Although the International Court of Justice is called upon to identify rules of customary international law, the broader effect of these pronouncements has long raised controversial questions. This article opens these queries to further discussion by analysing custom used in the settlement of territorial disputes. The relevant case law is contextualized geopolitically to highlight not only taxonomic, but also practical tensions arising between custom and jurisprudence. Given the links between territorial interests and state sovereignty (and the resulting sensitivity of these disputes), this approach sheds light on a fundamental question: how do courts and tribunals use custom to imbue international relations with greater stability? The author concludes that such bodies must serve this function by developing—rather than merely interpreting or applying—international customary norms.
Tuesday, July 12, 2016
McGarry: The Development of Custom in Territorial Dispute Settlement

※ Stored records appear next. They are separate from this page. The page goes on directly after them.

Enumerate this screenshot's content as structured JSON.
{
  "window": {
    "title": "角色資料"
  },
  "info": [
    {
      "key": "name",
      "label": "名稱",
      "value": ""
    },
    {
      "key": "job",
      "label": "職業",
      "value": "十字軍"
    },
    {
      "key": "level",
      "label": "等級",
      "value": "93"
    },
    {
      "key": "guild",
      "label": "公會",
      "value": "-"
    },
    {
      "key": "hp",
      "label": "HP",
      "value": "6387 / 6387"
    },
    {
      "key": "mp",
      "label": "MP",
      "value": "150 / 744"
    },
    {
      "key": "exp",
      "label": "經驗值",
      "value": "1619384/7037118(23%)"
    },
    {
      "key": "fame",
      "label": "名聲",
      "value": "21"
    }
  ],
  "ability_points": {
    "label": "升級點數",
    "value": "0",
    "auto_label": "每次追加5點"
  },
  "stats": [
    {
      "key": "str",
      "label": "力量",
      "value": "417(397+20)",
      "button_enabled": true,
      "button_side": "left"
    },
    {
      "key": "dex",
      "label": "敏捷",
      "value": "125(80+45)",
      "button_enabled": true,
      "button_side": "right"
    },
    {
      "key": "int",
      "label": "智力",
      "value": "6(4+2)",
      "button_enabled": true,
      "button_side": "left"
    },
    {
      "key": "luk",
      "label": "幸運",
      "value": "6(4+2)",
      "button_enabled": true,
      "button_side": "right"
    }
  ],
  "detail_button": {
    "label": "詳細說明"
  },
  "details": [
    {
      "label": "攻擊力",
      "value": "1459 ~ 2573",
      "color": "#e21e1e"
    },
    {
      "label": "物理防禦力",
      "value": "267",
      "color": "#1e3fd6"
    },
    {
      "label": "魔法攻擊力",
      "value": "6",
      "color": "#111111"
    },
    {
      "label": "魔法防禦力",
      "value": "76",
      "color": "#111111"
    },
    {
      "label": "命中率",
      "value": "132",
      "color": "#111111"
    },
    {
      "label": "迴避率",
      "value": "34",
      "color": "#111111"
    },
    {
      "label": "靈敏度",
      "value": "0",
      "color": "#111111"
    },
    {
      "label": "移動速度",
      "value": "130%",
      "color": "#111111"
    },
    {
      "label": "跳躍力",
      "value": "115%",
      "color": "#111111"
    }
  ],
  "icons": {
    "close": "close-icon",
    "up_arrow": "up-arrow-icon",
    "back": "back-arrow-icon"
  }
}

Brian McGarry (Univ. of Geneva - Law) has posted The Development of Custom in Territorial Dispute Settlement (Journal of International Dispute Settlement, forthcoming). Here's the abstract: